## Records for the exercise
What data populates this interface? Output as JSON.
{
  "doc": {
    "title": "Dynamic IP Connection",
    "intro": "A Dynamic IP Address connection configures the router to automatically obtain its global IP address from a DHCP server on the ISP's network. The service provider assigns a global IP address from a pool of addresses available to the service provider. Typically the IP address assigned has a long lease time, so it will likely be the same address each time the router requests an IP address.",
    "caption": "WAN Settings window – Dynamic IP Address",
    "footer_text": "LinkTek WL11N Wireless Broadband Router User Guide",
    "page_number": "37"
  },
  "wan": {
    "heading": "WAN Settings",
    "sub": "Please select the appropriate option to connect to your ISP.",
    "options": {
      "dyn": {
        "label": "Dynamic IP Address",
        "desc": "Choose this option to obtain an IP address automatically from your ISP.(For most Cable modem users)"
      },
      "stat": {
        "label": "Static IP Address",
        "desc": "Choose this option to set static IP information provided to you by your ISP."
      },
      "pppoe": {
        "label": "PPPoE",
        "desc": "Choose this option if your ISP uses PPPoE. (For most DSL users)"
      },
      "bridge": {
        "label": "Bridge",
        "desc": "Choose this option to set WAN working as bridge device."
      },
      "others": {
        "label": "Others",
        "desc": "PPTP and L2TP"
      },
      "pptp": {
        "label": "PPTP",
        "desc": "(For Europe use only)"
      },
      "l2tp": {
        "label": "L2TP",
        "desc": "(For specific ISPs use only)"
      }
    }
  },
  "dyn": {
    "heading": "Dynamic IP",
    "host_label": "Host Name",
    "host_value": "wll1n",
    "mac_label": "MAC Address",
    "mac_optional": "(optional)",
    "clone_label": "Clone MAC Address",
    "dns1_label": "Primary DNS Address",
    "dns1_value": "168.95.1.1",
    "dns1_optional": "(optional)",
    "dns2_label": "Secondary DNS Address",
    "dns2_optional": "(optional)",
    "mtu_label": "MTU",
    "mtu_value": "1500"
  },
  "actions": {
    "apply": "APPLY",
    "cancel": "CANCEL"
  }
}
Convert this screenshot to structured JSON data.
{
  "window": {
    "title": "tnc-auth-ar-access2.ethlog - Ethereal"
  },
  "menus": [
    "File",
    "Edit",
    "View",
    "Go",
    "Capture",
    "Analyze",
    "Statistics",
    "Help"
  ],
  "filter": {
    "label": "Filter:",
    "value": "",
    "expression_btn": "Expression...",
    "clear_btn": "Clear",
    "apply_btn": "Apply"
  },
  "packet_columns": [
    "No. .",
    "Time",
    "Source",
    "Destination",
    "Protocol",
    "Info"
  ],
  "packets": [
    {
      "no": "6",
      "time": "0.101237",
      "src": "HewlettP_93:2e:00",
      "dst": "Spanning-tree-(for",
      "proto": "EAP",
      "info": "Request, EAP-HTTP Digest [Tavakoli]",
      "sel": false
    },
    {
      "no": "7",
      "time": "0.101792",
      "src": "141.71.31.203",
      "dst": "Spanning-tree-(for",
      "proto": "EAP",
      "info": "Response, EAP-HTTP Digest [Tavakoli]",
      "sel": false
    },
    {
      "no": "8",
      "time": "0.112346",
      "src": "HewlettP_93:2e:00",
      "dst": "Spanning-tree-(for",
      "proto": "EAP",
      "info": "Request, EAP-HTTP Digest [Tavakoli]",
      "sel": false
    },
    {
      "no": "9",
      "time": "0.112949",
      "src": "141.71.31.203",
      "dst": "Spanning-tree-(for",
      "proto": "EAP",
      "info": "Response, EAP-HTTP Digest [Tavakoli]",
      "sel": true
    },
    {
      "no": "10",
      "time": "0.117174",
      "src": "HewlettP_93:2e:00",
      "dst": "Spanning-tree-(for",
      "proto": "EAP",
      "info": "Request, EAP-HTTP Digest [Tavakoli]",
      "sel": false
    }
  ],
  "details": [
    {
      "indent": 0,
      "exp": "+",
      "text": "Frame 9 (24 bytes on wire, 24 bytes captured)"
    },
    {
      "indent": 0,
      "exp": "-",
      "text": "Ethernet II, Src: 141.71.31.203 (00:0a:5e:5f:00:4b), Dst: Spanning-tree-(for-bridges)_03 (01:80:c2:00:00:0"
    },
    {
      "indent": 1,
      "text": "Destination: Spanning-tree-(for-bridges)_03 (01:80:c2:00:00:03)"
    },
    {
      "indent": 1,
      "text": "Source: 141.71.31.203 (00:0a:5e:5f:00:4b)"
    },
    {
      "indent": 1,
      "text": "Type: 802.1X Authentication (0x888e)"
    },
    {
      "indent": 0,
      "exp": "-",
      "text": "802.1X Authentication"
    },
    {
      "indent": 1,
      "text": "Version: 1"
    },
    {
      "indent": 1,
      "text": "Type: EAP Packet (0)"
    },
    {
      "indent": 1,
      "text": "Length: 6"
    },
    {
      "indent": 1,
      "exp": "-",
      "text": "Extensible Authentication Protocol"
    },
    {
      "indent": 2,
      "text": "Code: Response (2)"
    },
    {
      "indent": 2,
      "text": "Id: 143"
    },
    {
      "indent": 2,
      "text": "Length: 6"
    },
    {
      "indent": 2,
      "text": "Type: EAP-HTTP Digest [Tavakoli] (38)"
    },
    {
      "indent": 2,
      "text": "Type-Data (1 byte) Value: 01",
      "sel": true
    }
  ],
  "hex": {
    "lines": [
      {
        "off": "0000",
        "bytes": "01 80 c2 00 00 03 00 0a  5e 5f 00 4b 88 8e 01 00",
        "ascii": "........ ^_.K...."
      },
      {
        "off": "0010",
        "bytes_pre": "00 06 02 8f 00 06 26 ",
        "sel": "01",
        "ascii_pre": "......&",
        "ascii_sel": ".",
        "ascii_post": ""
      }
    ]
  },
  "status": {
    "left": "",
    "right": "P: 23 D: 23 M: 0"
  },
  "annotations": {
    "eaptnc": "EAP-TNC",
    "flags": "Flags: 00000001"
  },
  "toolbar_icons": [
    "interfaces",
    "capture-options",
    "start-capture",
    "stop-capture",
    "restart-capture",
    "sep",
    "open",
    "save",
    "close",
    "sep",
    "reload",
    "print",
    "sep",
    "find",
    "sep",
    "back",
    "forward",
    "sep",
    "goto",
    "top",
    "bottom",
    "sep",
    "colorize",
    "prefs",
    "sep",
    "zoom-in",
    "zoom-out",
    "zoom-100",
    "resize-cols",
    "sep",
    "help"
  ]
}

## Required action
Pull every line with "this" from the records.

## Answer to the problem
What data populates this interface? Output as JSON.
        "desc": "Choose this option to obtain an IP address automatically from your ISP.(For most Cable modem users)"
        "desc": "Choose this option to set static IP information provided to you by your ISP."
        "desc": "Choose this option if your ISP uses PPPoE. (For most DSL users)"
        "desc": "Choose this option to set WAN working as bridge device."
Convert this screenshot to structured JSON data.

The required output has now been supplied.